free jazz, nu jazz, electronic, experimental music, avant rock, harsh noise, noise, laptop, field effects
(the) giants of gender, an experimental trio that formed during the summer of 2006. They believe that improvisation is the purest form of music: it is the core of our musical aesthetic and didactical practices.
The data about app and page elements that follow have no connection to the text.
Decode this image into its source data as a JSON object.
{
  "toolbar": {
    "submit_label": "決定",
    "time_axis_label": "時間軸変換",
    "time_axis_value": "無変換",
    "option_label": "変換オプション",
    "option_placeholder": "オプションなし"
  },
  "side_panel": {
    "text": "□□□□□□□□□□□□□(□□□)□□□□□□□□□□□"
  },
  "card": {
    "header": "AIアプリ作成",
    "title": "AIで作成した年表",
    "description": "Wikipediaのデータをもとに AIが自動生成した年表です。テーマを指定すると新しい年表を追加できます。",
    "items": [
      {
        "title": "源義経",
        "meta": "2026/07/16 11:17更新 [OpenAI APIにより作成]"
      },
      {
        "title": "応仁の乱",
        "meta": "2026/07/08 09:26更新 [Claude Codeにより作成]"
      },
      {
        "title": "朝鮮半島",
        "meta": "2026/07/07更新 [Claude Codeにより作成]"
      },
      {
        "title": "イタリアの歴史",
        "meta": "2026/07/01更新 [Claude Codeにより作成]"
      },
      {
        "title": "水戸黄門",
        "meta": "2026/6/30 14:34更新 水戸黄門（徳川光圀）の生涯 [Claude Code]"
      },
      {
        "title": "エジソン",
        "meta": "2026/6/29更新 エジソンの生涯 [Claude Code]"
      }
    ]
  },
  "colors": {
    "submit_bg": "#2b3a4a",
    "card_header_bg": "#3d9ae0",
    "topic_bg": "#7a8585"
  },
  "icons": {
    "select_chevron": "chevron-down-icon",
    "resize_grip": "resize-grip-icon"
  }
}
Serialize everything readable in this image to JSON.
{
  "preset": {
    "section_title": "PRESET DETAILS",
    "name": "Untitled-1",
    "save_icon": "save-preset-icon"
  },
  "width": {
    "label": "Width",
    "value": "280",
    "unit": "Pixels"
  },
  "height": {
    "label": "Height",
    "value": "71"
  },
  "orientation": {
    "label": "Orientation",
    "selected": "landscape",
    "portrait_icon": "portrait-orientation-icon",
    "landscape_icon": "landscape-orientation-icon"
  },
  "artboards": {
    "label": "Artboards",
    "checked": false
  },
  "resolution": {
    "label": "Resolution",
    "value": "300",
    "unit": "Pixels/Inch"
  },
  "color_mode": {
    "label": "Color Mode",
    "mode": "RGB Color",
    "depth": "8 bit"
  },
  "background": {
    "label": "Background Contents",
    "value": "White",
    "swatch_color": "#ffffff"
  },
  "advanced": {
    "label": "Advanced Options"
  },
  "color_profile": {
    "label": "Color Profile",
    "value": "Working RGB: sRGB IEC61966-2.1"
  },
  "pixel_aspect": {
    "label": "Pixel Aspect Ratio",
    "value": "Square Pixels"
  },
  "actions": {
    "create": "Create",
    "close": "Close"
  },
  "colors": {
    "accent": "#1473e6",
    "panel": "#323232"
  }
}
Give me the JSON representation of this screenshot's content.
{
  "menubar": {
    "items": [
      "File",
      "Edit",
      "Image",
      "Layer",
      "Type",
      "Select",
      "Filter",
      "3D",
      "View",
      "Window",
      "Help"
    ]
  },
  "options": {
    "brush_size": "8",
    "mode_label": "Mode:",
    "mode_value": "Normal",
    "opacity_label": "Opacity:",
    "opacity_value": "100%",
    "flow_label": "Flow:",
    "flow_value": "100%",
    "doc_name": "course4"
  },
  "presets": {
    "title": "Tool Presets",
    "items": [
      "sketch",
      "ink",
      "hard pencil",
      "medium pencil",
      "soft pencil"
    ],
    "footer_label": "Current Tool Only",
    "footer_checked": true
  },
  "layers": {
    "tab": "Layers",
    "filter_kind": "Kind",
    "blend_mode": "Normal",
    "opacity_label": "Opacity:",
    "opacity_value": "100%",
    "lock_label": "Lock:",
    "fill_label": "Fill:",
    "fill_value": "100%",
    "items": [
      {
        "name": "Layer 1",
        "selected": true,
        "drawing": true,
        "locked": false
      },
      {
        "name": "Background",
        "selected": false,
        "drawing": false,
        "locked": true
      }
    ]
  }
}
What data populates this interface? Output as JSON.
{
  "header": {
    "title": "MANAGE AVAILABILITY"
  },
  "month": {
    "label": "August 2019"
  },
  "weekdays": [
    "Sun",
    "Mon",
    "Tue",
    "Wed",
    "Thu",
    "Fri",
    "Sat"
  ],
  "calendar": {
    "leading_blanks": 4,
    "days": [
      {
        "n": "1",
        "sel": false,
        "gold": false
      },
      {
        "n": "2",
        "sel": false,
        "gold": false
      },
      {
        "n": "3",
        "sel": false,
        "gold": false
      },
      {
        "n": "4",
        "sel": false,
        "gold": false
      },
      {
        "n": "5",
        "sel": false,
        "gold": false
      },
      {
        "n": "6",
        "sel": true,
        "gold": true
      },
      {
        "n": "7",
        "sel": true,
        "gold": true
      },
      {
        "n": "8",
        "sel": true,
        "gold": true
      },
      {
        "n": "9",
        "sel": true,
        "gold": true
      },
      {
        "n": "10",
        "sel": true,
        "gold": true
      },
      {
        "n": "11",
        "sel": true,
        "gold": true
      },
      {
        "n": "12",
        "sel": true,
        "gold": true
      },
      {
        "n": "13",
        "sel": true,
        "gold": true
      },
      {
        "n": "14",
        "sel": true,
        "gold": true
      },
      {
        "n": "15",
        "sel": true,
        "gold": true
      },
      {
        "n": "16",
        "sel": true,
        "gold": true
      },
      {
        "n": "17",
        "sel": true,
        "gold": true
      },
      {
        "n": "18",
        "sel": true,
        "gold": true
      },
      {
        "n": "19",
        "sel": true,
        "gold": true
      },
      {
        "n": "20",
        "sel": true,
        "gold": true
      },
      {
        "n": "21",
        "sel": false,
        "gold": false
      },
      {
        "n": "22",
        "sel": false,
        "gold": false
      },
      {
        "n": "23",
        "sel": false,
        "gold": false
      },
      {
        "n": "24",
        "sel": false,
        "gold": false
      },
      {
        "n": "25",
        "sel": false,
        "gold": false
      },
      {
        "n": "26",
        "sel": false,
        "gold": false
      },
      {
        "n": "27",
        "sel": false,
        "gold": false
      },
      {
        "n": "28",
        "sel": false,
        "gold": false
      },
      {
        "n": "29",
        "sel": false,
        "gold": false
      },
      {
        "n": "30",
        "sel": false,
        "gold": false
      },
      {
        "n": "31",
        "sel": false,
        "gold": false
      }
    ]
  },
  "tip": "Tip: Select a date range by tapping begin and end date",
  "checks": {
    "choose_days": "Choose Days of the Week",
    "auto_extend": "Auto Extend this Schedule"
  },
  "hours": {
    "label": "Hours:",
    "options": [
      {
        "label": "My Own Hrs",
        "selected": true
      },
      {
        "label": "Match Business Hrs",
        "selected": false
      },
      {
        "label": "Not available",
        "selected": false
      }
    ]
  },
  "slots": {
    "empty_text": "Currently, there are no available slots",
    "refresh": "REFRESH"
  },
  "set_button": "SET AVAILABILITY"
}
They examine the currents of postmodern musics available in mass media as it relates to their generation, the iGeneration. Born during the mid-to-late 1980s and early 1990s, the defining cultural-historical event to distinguish the group is that they spent their formative years in the age of the internet. Bombarded by this aspect of mass media, their senses have been saturated. The musicians of their generation have been exposed to a greater quantity of music than any previous generation. Young artists of prior generations looked to the underground, searching for voices with which they could identify. With the advent of the internet, however, there is no underground. Even the concept of obscurity is questionable given twenty-first century access to information about past and current artistic trends. Art and music have become easier to locate, and artists have a means to promote their work and ideas without corporate interests. How has this affected the improvising artists of the iGeneration? It has left a void. This issue is crucial to (the) g.o.g.